In a world where financial transactions are largely electronic, central banks are exploring the idea of using virtual currencies, even as cyberattacks and price swings dominate the headlines.
“The central bank digital currency would be like a paper bill except digital,” Dartmouth College economics professor Andrew Levin said in an interview on Bloomberg Television. For example, “it would be representing a US dollar, but it would be basically free to use”.
Whereas credit cards charge transaction fees and interest, and paper currencies can be costly to process, digital currencies could be a “real benefit” to small businesses and consumers, Levin said.
Central banks from across Europe and Asia are looking into virtual currencies. In March, Vietnam’s central bank said it was ” seriously” studying the possibility of using bitcoin.
The People’s Bank of China has run trials of its prototype cryptocurrency, and the Danish central bank is considering minting e-krone.
But Federal Reserve Board Governor Jerome Powell said in March the US central bank is not considering a digital currency.
Secure store of value
Sceptics have questioned whether one of the key features of cryptocurrencies — their decentralised nature — makes them a good fit for central banks. But in a recent proposal published by Levin and Rutgers University economics professor Michael Bordo, the pair said central banks could provide a secure store of value in their own digital currency.

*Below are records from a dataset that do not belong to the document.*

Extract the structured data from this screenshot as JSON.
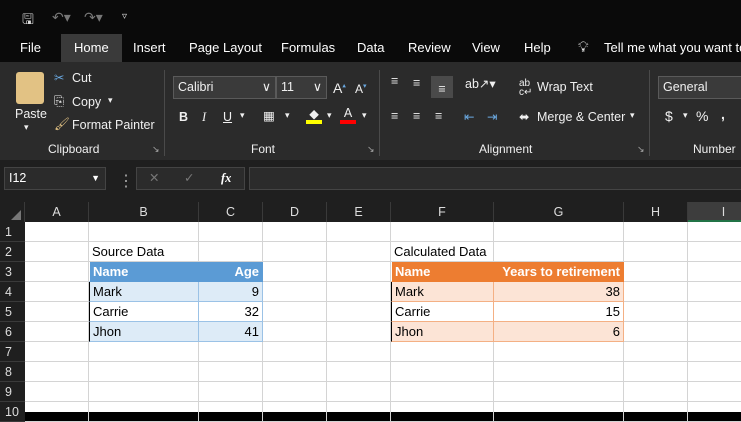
{
  "quick_access": {
    "save": "save-icon",
    "undo": "undo-icon",
    "redo": "redo-icon",
    "customize": "customize-icon"
  },
  "tabs": [
    "File",
    "Home",
    "Insert",
    "Page Layout",
    "Formulas",
    "Data",
    "Review",
    "View",
    "Help"
  ],
  "tell_me": "Tell me what you want to do",
  "ribbon": {
    "clipboard": {
      "paste": "Paste",
      "cut": "Cut",
      "copy": "Copy",
      "format_painter": "Format Painter",
      "label": "Clipboard"
    },
    "font": {
      "name": "Calibri",
      "size": "11",
      "bold": "B",
      "italic": "I",
      "underline": "U",
      "label": "Font"
    },
    "alignment": {
      "wrap_text": "Wrap Text",
      "merge_center": "Merge & Center",
      "label": "Alignment"
    },
    "number": {
      "format": "General",
      "currency": "$",
      "percent": "%",
      "comma": ",",
      "label": "Number"
    }
  },
  "formula_bar": {
    "name_box": "I12",
    "fx": "fx",
    "value": ""
  },
  "sheet": {
    "columns": [
      "A",
      "B",
      "C",
      "D",
      "E",
      "F",
      "G",
      "H",
      "I"
    ],
    "selected_column": "I",
    "rows": [
      "1",
      "2",
      "3",
      "4",
      "5",
      "6",
      "7",
      "8",
      "9",
      "10"
    ],
    "cells": [
      {
        "ref": "B2",
        "value": "Source Data"
      },
      {
        "ref": "F2",
        "value": "Calculated Data"
      },
      {
        "ref": "B3",
        "value": "Name"
      },
      {
        "ref": "C3",
        "value": "Age"
      },
      {
        "ref": "B4",
        "value": "Mark"
      },
      {
        "ref": "C4",
        "value": "9"
      },
      {
        "ref": "B5",
        "value": "Carrie"
      },
      {
        "ref": "C5",
        "value": "32"
      },
      {
        "ref": "B6",
        "value": "Jhon"
      },
      {
        "ref": "C6",
        "value": "41"
      },
      {
        "ref": "F3",
        "value": "Name"
      },
      {
        "ref": "G3",
        "value": "Years to retirement"
      },
      {
        "ref": "F4",
        "value": "Mark"
      },
      {
        "ref": "G4",
        "value": "38"
      },
      {
        "ref": "F5",
        "value": "Carrie"
      },
      {
        "ref": "G5",
        "value": "15"
      },
      {
        "ref": "F6",
        "value": "Jhon"
      },
      {
        "ref": "G6",
        "value": "6"
      }
    ]
  },
  "colors": {
    "blue_header": "#5b9bd5",
    "blue_band": "#ddebf7",
    "orange_header": "#ed7d31",
    "orange_band": "#fce4d6"
  }
}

“In contrast to bitcoin, the value of the central bank’s digital currency would be fixed in nominal terms,” Levin and Bordo wrote. “Moreover, the central bank’s digital currency could be implemented using an account-based system, thereby avoiding the resource-consuming ‘mining’ operations involved in generating virtual currencies like bitcoin.” — Reported by Alexandria Arnold, (c) 2017 Bloomberg LP